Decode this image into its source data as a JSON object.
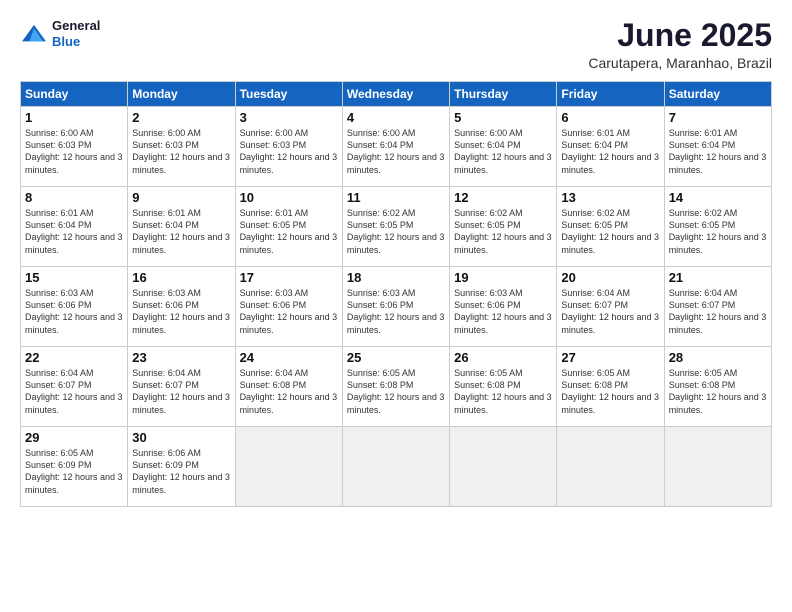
{
  "logo": {
    "line1": "General",
    "line2": "Blue"
  },
  "title": "June 2025",
  "subtitle": "Carutapera, Maranhao, Brazil",
  "weekdays": [
    "Sunday",
    "Monday",
    "Tuesday",
    "Wednesday",
    "Thursday",
    "Friday",
    "Saturday"
  ],
  "weeks": [
    [
      {
        "day": "1",
        "sunrise": "6:00 AM",
        "sunset": "6:03 PM",
        "daylight": "12 hours and 3 minutes."
      },
      {
        "day": "2",
        "sunrise": "6:00 AM",
        "sunset": "6:03 PM",
        "daylight": "12 hours and 3 minutes."
      },
      {
        "day": "3",
        "sunrise": "6:00 AM",
        "sunset": "6:03 PM",
        "daylight": "12 hours and 3 minutes."
      },
      {
        "day": "4",
        "sunrise": "6:00 AM",
        "sunset": "6:04 PM",
        "daylight": "12 hours and 3 minutes."
      },
      {
        "day": "5",
        "sunrise": "6:00 AM",
        "sunset": "6:04 PM",
        "daylight": "12 hours and 3 minutes."
      },
      {
        "day": "6",
        "sunrise": "6:01 AM",
        "sunset": "6:04 PM",
        "daylight": "12 hours and 3 minutes."
      },
      {
        "day": "7",
        "sunrise": "6:01 AM",
        "sunset": "6:04 PM",
        "daylight": "12 hours and 3 minutes."
      }
    ],
    [
      {
        "day": "8",
        "sunrise": "6:01 AM",
        "sunset": "6:04 PM",
        "daylight": "12 hours and 3 minutes."
      },
      {
        "day": "9",
        "sunrise": "6:01 AM",
        "sunset": "6:04 PM",
        "daylight": "12 hours and 3 minutes."
      },
      {
        "day": "10",
        "sunrise": "6:01 AM",
        "sunset": "6:05 PM",
        "daylight": "12 hours and 3 minutes."
      },
      {
        "day": "11",
        "sunrise": "6:02 AM",
        "sunset": "6:05 PM",
        "daylight": "12 hours and 3 minutes."
      },
      {
        "day": "12",
        "sunrise": "6:02 AM",
        "sunset": "6:05 PM",
        "daylight": "12 hours and 3 minutes."
      },
      {
        "day": "13",
        "sunrise": "6:02 AM",
        "sunset": "6:05 PM",
        "daylight": "12 hours and 3 minutes."
      },
      {
        "day": "14",
        "sunrise": "6:02 AM",
        "sunset": "6:05 PM",
        "daylight": "12 hours and 3 minutes."
      }
    ],
    [
      {
        "day": "15",
        "sunrise": "6:03 AM",
        "sunset": "6:06 PM",
        "daylight": "12 hours and 3 minutes."
      },
      {
        "day": "16",
        "sunrise": "6:03 AM",
        "sunset": "6:06 PM",
        "daylight": "12 hours and 3 minutes."
      },
      {
        "day": "17",
        "sunrise": "6:03 AM",
        "sunset": "6:06 PM",
        "daylight": "12 hours and 3 minutes."
      },
      {
        "day": "18",
        "sunrise": "6:03 AM",
        "sunset": "6:06 PM",
        "daylight": "12 hours and 3 minutes."
      },
      {
        "day": "19",
        "sunrise": "6:03 AM",
        "sunset": "6:06 PM",
        "daylight": "12 hours and 3 minutes."
      },
      {
        "day": "20",
        "sunrise": "6:04 AM",
        "sunset": "6:07 PM",
        "daylight": "12 hours and 3 minutes."
      },
      {
        "day": "21",
        "sunrise": "6:04 AM",
        "sunset": "6:07 PM",
        "daylight": "12 hours and 3 minutes."
      }
    ],
    [
      {
        "day": "22",
        "sunrise": "6:04 AM",
        "sunset": "6:07 PM",
        "daylight": "12 hours and 3 minutes."
      },
      {
        "day": "23",
        "sunrise": "6:04 AM",
        "sunset": "6:07 PM",
        "daylight": "12 hours and 3 minutes."
      },
      {
        "day": "24",
        "sunrise": "6:04 AM",
        "sunset": "6:08 PM",
        "daylight": "12 hours and 3 minutes."
      },
      {
        "day": "25",
        "sunrise": "6:05 AM",
        "sunset": "6:08 PM",
        "daylight": "12 hours and 3 minutes."
      },
      {
        "day": "26",
        "sunrise": "6:05 AM",
        "sunset": "6:08 PM",
        "daylight": "12 hours and 3 minutes."
      },
      {
        "day": "27",
        "sunrise": "6:05 AM",
        "sunset": "6:08 PM",
        "daylight": "12 hours and 3 minutes."
      },
      {
        "day": "28",
        "sunrise": "6:05 AM",
        "sunset": "6:08 PM",
        "daylight": "12 hours and 3 minutes."
      }
    ],
    [
      {
        "day": "29",
        "sunrise": "6:05 AM",
        "sunset": "6:09 PM",
        "daylight": "12 hours and 3 minutes."
      },
      {
        "day": "30",
        "sunrise": "6:06 AM",
        "sunset": "6:09 PM",
        "daylight": "12 hours and 3 minutes."
      },
      null,
      null,
      null,
      null,
      null
    ]
  ]
}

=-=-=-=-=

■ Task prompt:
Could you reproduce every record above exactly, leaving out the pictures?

■ Solution for this exercise:
Decode this image into its source data as a JSON object.
{
  "logo": {
    "line1": "General",
    "line2": "Blue"
  },
  "title": "June 2025",
  "subtitle": "Carutapera, Maranhao, Brazil",
  "weekdays": [
    "Sunday",
    "Monday",
    "Tuesday",
    "Wednesday",
    "Thursday",
    "Friday",
    "Saturday"
  ],
  "weeks": [
    [
      {
        "day": "1",
        "sunrise": "6:00 AM",
        "sunset": "6:03 PM",
        "daylight": "12 hours and 3 minutes."
      },
      {
        "day": "2",
        "sunrise": "6:00 AM",
        "sunset": "6:03 PM",
        "daylight": "12 hours and 3 minutes."
      },
      {
        "day": "3",
        "sunrise": "6:00 AM",
        "sunset": "6:03 PM",
        "daylight": "12 hours and 3 minutes."
      },
      {
        "day": "4",
        "sunrise": "6:00 AM",
        "sunset": "6:04 PM",
        "daylight": "12 hours and 3 minutes."
      },
      {
        "day": "5",
        "sunrise": "6:00 AM",
        "sunset": "6:04 PM",
        "daylight": "12 hours and 3 minutes."
      },
      {
        "day": "6",
        "sunrise": "6:01 AM",
        "sunset": "6:04 PM",
        "daylight": "12 hours and 3 minutes."
      },
      {
        "day": "7",
        "sunrise": "6:01 AM",
        "sunset": "6:04 PM",
        "daylight": "12 hours and 3 minutes."
      }
    ],
    [
      {
        "day": "8",
        "sunrise": "6:01 AM",
        "sunset": "6:04 PM",
        "daylight": "12 hours and 3 minutes."
      },
      {
        "day": "9",
        "sunrise": "6:01 AM",
        "sunset": "6:04 PM",
        "daylight": "12 hours and 3 minutes."
      },
      {
        "day": "10",
        "sunrise": "6:01 AM",
        "sunset": "6:05 PM",
        "daylight": "12 hours and 3 minutes."
      },
      {
        "day": "11",
        "sunrise": "6:02 AM",
        "sunset": "6:05 PM",
        "daylight": "12 hours and 3 minutes."
      },
      {
        "day": "12",
        "sunrise": "6:02 AM",
        "sunset": "6:05 PM",
        "daylight": "12 hours and 3 minutes."
      },
      {
        "day": "13",
        "sunrise": "6:02 AM",
        "sunset": "6:05 PM",
        "daylight": "12 hours and 3 minutes."
      },
      {
        "day": "14",
        "sunrise": "6:02 AM",
        "sunset": "6:05 PM",
        "daylight": "12 hours and 3 minutes."
      }
    ],
    [
      {
        "day": "15",
        "sunrise": "6:03 AM",
        "sunset": "6:06 PM",
        "daylight": "12 hours and 3 minutes."
      },
      {
        "day": "16",
        "sunrise": "6:03 AM",
        "sunset": "6:06 PM",
        "daylight": "12 hours and 3 minutes."
      },
      {
        "day": "17",
        "sunrise": "6:03 AM",
        "sunset": "6:06 PM",
        "daylight": "12 hours and 3 minutes."
      },
      {
        "day": "18",
        "sunrise": "6:03 AM",
        "sunset": "6:06 PM",
        "daylight": "12 hours and 3 minutes."
      },
      {
        "day": "19",
        "sunrise": "6:03 AM",
        "sunset": "6:06 PM",
        "daylight": "12 hours and 3 minutes."
      },
      {
        "day": "20",
        "sunrise": "6:04 AM",
        "sunset": "6:07 PM",
        "daylight": "12 hours and 3 minutes."
      },
      {
        "day": "21",
        "sunrise": "6:04 AM",
        "sunset": "6:07 PM",
        "daylight": "12 hours and 3 minutes."
      }
    ],
    [
      {
        "day": "22",
        "sunrise": "6:04 AM",
        "sunset": "6:07 PM",
        "daylight": "12 hours and 3 minutes."
      },
      {
        "day": "23",
        "sunrise": "6:04 AM",
        "sunset": "6:07 PM",
        "daylight": "12 hours and 3 minutes."
      },
      {
        "day": "24",
        "sunrise": "6:04 AM",
        "sunset": "6:08 PM",
        "daylight": "12 hours and 3 minutes."
      },
      {
        "day": "25",
        "sunrise": "6:05 AM",
        "sunset": "6:08 PM",
        "daylight": "12 hours and 3 minutes."
      },
      {
        "day": "26",
        "sunrise": "6:05 AM",
        "sunset": "6:08 PM",
        "daylight": "12 hours and 3 minutes."
      },
      {
        "day": "27",
        "sunrise": "6:05 AM",
        "sunset": "6:08 PM",
        "daylight": "12 hours and 3 minutes."
      },
      {
        "day": "28",
        "sunrise": "6:05 AM",
        "sunset": "6:08 PM",
        "daylight": "12 hours and 3 minutes."
      }
    ],
    [
      {
        "day": "29",
        "sunrise": "6:05 AM",
        "sunset": "6:09 PM",
        "daylight": "12 hours and 3 minutes."
      },
      {
        "day": "30",
        "sunrise": "6:06 AM",
        "sunset": "6:09 PM",
        "daylight": "12 hours and 3 minutes."
      },
      null,
      null,
      null,
      null,
      null
    ]
  ]
}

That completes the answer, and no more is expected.